entered our world, Your glory veiled,
not to be served but to serve,
and give Your life that we might live.
This is our God, the Servant King,
He calls us now to follow Him,
to bring our lives as a daily offering,
of worship to the Servant King.
There in the garden of tears
my heavy load He chose to bear;
His heart with sorrow was torn;
'Yet not my will but yours,' He said.
This is our God…
Come see His hands and His feet,
the scars that speak of sacrifice,
hands that flung stars into space to
cruel nails surrendered.
This is our God…
So let us learn how to serve
and in our lives enthrone Him,
each other's needs to prefer,
for it is Christ we're serving.
This is our God…
-Copyright ©1983 Kingsway's Thankyou Music
Jesus is history's king. Following God's timetable he was born of a woman (Galatians 4:4); he died at the appointed time (Romans 5:6), and will be shown as the king at the climax of the ages (Ephesians 1:9-10). He is a humble king. His humility and his kingship both pose questions for us. So Jesus Christ poses questions by putting together categories which we do not naturally connect.
He is the Suffering Servant
That he is the suffering servant is illustrated in Philippians 3:6-8 and in Isaiah 52:13-53:6. He is vulnerable. He is a stumbling block to the Jews and foolishness to others (1 Corinthians 1:18-25). Here is the weakness of God which is stronger than man. I have a friend who became a follower of the Lord Jesus Christ through a study of the Bible. She learned Isaiah 5:1-6 by heart and started to reflect on its meaning for her. She saw the love of Jesus demonstrated in the life of one of her school teachers. For her the suffering and servanthood of Jesus posed questions. She found the answer in a living relationship with God.
He is the Loving Lord
Why did Jesus humble himself? Why did he suffer? He humbled himself because he loves. Love always identifies with others. The Father identifies with the Son. Love and communication are in the very essence of the Trinity, as Francis Schaeffer writes in his book Genesis in Space and Time (pg. 24). God speaks in love. He speaks in Jesus. The eternal Word became flesh. This is God's supreme communication (John 1:14). Here is the love of God demonstrated in a way that defies all definition – in the coming of the incarnate Word, even Jesus the eternal Word. He came not just to break in but to identify, to obey, to submit, to suffer and to die.

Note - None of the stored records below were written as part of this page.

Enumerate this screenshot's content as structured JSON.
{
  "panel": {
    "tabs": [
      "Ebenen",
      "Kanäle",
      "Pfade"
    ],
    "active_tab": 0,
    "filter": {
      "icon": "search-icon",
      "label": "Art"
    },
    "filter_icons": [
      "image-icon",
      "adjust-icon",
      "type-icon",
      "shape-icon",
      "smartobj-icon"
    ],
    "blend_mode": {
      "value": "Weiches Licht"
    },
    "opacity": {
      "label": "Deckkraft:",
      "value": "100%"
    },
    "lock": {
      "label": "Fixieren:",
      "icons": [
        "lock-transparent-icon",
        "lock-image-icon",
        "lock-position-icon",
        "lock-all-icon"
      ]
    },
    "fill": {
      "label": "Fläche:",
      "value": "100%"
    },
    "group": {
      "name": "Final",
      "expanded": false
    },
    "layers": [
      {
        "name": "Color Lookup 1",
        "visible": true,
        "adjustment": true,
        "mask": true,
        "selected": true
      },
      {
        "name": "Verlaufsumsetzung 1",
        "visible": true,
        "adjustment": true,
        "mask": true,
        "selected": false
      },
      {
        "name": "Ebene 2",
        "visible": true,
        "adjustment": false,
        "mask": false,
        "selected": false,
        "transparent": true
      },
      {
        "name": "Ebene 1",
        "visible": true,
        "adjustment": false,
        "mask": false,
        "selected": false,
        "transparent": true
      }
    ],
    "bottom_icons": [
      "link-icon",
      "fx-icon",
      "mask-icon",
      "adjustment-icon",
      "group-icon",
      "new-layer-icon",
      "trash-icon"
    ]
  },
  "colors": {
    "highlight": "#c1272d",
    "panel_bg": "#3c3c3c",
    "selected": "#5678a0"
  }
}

Here is the greatest expression of love – God's Son dying on a cross for the sin of mankind. So Jesus Christ poses questions. His love poses questions. His lordship poses questions:
- He is the Humble King. Where are we in humility?
- He is the Suffering Servant. Where are we in suffering?
- He is the Loving Lord. Where are we in loving?
If we are his followers our lives should be posing these questions for others. Some of our secular and religious friends will not look at Jesus Christ but at us. He is the supreme communication of God but we are the communicators. We are living letters seen and read by all men (2 Corinthians 3:3-4). We were not there with our palms and acclaim in Jerusalem, the city of wrong, on that day when Jesus rode into the city more than nineteen centuries ago. However, we could be there inheaven at the climax of history with the multitude made up of people from every nation worshipping before the throne of the Almighty God and before the Lamb of God with palms in our hands. The apostle John describes his vision of that great event: "After this I looked, and behold, a great multitude which no man could number, from every nation, from all tribes and peoples and tongues, standing before the throne and before the Lamb, clothed in white robes, with palm branches in their hands, and crying out with a loud voice, `Salvation belongs to our God who sits on the throne, and to the Lamb '" (Revelation 7:9-10). Will some of our friends, some of our neighbours, some of our fellow countrymen be there, because in our lives, like Jesus Christ, we pose questions about humility, about suffering and about love and they have found the answers in Jesus who is the humble king, the suffering Servant and the Lord?